But the basic unit of consumption at Umenohana is still the kaiseki menu, a set dinner of between five and eight courses whisking you through the madcap world of freshly made tofu. (The lowest-priced “Umenohana” menu is probably the one you want, by the way; the higher-priced menus have more sashimi, which is no better than you’ll find at 100 other places.) And whether you end up tasting the dumplings wrapped in a fluffy coat of shredded tofu that looks a little like a flotaki rug, a trio of tofu shooters or a sashimi assortment served in a miniature model of a Japanese set of drawers, you will end up, or should end up, with the tofu made at table.

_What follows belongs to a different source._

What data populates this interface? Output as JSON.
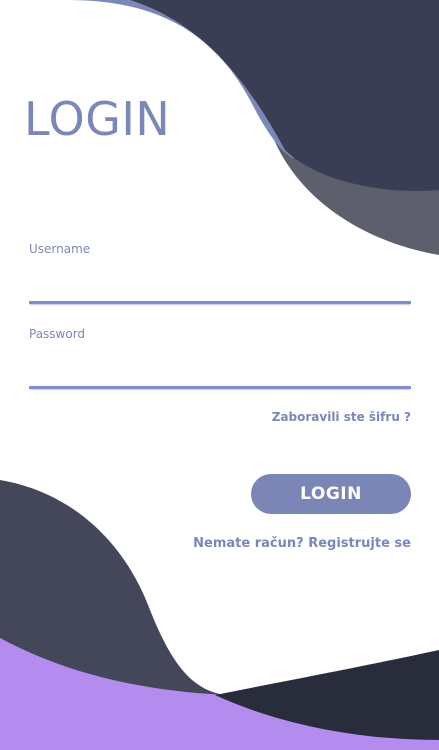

You have, I assume, tasted tofu, but Umenohana’s fukufuku tofu, coaxed into existence in a tabletop steamer, is astonishing: a quivering, tremulous substance so delicate that sheets of it must be maneuvered to your bowl with special bentwood implements that resemble something out of the Frank Gehry workshop circa 1992, a stark-white foodstuff that dissolves into pure flavor the second it reaches your tongue, with a sweetish aftertaste so subtle it could almost be a rumor. The waiter leaves behind two ceramic jugs of sauce with the tofu, one a suave, cornstarch-thickened liquid spiked with slivered vegetables and shiitake mushrooms, the other a muted version of the fiery sauce that traditionally seasons the dish mapo tofu — it is to the original Sichuan dish what Japanese curry is to the Indian kind, which is to say delicious in spite of itself. And although either of the sauces is of the type you could easily see yourself slurping down as soup, some kind of governing mechanism seemingly built into the molecular structure of the fukufuku tofu will probably restrain you from spooning more than a bare ounce or two into your bowl.

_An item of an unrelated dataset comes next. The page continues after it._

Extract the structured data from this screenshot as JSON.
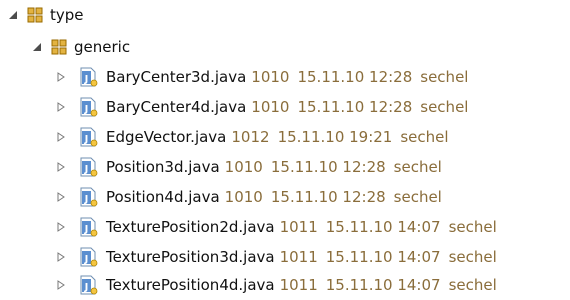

The yuba made to order is dramatic — you watch a square pot of soy milk simmer until you can lift a fragile skin off the surface, which you then flavor with a few drops of soy sauce and a bit of grated ginger. My friend Sandi was so mesmerized by the yuba that she put off dessert for 20 minutes until every drop had transformed itself into the slippery, gooey membrane. Dessert, it bears mentioning, was tofu crème brûlée.

Umenohana, 443 N. Canon Drive, Beverly Hills; (310) 860-9236. Open daily
for lunch and dinner. Kaiseki menus from $38 to $74. Full bar. Valet parking.
All major credit cards accepted. Recommended dishes:
meneoka-style milk
fukufuku tofu; hikiage yuba.

LA Weekly